[Exercise objective] Scan the material below for the string "image". Report every line that has it.

[Data supplied]
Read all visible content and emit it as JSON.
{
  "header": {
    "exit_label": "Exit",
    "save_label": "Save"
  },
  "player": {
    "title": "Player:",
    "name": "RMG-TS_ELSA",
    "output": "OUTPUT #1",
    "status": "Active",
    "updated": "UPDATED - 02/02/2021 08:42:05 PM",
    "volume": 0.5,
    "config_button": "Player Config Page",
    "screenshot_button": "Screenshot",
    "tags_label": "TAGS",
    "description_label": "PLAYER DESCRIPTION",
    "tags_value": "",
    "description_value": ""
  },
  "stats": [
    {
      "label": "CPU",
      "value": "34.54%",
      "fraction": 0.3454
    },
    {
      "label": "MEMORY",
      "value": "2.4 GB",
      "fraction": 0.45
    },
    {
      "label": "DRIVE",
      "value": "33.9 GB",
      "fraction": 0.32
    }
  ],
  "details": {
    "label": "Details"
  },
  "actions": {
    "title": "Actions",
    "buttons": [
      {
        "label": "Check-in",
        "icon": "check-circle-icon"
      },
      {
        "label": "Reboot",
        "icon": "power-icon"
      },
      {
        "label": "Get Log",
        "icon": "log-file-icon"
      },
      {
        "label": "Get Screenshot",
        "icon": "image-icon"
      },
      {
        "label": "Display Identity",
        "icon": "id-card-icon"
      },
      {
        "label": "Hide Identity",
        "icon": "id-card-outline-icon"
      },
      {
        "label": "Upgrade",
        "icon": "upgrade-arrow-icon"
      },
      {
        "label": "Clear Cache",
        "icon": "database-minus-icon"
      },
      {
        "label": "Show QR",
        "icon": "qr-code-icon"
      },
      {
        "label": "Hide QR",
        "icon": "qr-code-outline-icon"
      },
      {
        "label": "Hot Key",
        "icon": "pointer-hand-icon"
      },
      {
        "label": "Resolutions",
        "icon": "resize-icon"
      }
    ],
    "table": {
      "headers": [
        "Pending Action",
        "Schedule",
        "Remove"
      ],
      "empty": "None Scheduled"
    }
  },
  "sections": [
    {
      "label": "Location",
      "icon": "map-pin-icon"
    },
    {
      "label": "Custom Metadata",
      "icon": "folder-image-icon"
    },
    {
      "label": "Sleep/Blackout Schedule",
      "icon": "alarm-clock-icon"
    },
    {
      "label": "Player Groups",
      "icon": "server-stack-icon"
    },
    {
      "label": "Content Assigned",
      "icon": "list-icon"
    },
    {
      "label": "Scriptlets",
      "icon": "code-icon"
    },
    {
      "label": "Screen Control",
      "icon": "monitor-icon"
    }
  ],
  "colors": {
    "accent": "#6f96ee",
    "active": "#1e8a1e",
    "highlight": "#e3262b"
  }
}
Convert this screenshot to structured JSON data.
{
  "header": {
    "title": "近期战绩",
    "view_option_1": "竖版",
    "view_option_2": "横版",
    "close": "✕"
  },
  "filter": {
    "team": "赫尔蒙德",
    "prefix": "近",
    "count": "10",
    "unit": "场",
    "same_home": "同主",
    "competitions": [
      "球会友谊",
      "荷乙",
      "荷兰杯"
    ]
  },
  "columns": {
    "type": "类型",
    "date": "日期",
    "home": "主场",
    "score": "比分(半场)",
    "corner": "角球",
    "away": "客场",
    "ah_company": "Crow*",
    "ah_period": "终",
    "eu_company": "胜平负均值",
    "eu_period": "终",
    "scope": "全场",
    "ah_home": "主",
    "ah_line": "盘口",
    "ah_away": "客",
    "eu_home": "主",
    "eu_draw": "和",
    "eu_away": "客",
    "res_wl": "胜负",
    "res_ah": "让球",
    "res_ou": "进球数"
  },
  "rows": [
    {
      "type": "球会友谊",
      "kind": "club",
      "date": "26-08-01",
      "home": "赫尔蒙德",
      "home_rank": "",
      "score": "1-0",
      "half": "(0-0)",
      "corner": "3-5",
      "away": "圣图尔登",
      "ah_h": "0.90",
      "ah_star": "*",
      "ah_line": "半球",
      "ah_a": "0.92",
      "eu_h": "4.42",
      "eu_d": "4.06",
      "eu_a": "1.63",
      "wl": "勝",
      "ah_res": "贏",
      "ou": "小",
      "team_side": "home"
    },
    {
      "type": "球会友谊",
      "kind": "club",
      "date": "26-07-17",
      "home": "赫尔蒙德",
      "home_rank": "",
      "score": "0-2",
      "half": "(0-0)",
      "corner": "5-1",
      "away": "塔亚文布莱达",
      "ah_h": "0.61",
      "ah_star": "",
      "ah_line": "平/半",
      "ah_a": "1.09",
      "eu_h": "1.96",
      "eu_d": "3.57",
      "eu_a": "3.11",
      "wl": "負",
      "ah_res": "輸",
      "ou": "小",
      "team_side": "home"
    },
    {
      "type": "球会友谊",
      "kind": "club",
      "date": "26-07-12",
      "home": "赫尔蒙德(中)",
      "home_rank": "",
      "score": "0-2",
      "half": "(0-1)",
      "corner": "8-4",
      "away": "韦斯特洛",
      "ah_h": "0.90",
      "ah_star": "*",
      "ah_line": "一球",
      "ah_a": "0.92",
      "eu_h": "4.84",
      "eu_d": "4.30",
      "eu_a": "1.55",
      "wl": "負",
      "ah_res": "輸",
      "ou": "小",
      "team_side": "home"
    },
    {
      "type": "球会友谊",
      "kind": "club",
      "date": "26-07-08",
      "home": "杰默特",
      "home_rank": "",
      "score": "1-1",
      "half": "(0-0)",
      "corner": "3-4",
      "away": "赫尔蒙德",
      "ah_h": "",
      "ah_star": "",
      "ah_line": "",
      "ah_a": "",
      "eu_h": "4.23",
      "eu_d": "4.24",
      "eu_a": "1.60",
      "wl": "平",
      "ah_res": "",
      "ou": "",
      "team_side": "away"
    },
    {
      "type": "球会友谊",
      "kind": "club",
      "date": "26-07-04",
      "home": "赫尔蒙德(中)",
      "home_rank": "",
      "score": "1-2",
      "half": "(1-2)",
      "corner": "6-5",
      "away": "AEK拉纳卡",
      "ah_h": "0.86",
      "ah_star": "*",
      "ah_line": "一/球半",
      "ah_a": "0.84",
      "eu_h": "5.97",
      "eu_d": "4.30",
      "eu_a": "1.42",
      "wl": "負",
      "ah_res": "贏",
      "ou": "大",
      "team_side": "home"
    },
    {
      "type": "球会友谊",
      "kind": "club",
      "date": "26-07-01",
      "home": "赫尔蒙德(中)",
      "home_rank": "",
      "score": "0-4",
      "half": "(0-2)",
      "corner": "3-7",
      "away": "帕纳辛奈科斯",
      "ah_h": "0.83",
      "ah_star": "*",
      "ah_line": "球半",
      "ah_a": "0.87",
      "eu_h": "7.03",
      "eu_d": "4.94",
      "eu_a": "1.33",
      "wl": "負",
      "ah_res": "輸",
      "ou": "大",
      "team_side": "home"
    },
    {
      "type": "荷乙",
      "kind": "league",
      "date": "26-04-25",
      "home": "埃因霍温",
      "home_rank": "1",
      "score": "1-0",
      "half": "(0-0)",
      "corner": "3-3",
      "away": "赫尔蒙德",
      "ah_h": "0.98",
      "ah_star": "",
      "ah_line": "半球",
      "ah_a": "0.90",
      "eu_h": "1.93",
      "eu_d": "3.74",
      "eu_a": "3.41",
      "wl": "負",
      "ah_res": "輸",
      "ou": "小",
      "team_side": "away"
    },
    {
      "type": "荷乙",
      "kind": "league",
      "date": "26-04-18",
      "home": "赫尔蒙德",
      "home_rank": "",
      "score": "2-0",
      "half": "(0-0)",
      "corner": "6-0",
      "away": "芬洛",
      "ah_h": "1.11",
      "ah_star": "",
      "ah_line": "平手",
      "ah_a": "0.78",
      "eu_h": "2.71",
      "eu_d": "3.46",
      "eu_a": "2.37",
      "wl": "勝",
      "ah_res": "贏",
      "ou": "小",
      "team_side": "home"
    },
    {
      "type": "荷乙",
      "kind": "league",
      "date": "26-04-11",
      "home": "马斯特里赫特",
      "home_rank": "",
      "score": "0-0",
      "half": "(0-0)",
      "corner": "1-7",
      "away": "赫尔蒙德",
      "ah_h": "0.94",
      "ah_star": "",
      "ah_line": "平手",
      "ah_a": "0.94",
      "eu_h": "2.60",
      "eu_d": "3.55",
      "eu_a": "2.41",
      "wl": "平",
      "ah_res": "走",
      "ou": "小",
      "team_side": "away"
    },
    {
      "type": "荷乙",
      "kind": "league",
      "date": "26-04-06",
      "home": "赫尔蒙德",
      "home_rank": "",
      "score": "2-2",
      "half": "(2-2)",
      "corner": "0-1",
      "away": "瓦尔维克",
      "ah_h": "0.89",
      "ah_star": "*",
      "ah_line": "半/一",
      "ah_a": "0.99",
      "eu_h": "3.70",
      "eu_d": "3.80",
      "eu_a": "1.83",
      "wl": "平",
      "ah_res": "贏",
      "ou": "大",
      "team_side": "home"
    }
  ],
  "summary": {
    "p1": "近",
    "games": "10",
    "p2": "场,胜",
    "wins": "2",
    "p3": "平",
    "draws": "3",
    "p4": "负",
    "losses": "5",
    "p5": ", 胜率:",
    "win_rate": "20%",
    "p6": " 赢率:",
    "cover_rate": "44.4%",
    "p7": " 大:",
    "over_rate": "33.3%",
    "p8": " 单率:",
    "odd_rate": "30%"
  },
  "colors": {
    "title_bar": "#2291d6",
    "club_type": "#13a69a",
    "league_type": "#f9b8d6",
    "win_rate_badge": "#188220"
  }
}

[Answer area]
        "icon": "image-icon"
      "icon": "folder-image-icon"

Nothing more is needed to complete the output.